Here's my progress so far:
1. AirScale instrument dials
1. Eduard PE Navy belts applied to kit seat.
The kit cockpit is almost imaginary but with some Eduard PE belts and AirScale instrument decals I managed to upgrade the front office a bit.
1. yeah, I know, the bulb is too big
Other than a one piece, too thick, closed early style canopy along with side rear window panes moulded in place, that’s it for the Otaki clear sprue. Wingtip nav lights are moulded in place on grey styrene. Actual Hellcat nav lights consisted of a bulb and a clear plexiglass cover. I removed these from the wingtips and replaced them with my own. I used small lengths of clear sprue cut to fit, a drilled hole where the “light bulb” goes filled with color of choice and glued this piece back into position. Followed by a few minutes of sanding and polishing to get the contour of the clear “plexiglas” just right.

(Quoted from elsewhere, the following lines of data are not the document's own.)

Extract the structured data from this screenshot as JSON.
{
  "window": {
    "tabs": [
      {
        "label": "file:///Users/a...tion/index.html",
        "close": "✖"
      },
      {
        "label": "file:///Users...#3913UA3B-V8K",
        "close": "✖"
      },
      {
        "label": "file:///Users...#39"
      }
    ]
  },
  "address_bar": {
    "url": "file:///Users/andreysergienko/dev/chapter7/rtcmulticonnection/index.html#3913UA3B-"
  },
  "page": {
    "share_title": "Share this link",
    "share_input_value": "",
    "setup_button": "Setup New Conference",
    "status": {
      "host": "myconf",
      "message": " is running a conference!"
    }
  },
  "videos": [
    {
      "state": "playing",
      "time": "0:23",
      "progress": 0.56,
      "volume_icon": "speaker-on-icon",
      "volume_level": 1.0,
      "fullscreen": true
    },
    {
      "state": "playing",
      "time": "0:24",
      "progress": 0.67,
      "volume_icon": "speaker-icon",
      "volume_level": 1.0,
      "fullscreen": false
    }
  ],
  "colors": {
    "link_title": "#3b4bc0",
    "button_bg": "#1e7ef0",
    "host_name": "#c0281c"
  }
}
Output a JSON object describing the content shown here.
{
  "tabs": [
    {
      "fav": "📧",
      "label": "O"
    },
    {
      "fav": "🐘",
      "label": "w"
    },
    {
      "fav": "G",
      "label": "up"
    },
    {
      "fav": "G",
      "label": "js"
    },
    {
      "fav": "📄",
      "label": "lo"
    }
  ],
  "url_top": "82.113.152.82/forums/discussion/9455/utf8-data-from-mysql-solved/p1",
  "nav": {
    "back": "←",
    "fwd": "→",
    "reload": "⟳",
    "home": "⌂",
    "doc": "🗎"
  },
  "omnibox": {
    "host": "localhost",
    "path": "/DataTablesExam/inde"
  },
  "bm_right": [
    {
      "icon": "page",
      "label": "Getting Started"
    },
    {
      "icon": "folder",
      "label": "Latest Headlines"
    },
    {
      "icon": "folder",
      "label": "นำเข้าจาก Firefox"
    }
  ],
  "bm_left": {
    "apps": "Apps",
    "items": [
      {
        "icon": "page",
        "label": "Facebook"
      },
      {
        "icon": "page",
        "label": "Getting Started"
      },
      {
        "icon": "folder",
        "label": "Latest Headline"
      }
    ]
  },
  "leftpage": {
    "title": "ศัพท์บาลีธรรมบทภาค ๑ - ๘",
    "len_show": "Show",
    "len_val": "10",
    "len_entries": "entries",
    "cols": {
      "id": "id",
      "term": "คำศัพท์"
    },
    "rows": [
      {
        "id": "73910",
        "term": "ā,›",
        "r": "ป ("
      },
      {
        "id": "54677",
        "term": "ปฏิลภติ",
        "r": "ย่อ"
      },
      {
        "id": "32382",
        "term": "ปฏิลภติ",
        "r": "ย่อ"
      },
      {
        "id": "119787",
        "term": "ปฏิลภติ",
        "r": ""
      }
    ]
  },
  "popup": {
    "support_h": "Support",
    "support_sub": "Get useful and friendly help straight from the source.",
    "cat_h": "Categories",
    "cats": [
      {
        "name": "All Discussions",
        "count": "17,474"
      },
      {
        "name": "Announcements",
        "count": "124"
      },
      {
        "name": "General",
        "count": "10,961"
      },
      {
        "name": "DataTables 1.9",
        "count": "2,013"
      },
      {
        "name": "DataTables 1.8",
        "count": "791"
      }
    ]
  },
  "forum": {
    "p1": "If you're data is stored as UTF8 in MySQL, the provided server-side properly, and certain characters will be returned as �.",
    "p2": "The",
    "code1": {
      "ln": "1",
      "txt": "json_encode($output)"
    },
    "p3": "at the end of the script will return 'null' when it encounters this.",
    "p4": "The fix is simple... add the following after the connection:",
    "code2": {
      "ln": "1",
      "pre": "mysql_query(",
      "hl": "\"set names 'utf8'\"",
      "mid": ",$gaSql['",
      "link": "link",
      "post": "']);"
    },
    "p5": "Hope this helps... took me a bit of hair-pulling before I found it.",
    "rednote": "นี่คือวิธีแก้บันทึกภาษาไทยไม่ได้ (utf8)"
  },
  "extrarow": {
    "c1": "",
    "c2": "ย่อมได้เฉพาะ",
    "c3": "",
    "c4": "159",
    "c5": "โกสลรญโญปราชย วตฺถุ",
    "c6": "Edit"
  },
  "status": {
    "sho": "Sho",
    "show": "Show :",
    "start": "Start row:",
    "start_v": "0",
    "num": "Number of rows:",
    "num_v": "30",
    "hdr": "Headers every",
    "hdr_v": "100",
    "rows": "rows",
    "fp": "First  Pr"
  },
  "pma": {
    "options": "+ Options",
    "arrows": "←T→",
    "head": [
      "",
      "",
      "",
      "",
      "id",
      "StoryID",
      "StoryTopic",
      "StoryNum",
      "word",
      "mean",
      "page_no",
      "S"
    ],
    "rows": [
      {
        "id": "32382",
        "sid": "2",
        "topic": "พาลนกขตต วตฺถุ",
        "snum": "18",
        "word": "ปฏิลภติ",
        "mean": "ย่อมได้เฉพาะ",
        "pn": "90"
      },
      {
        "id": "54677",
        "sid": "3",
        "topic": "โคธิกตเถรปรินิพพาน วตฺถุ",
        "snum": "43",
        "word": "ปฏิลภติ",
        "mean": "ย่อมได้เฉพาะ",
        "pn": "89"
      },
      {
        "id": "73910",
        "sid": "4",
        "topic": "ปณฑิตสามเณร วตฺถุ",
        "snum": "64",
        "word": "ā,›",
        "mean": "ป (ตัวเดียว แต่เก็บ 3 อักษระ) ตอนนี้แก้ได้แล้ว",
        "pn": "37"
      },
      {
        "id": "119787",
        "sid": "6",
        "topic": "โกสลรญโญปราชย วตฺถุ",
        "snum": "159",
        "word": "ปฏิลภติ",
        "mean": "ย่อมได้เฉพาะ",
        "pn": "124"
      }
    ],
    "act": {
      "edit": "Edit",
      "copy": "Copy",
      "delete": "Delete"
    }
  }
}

Otaki moulded the proper exhaust vent openings but no stacks which creates a noticeable void, so I made my own using drilled out styrene rods trimmed and glued together.
I also drilled out the three ID lights on the bottom on the bottom of the fuselage and will lens them over with Kristal Clear later.
1. these two props belong to a Curtiss-Wright Jeep.
2. wing gun barrels soon
to be trimmed
3. VW steering
4. F6F prop and wheels
Props and wheels.
Onwards and forwards!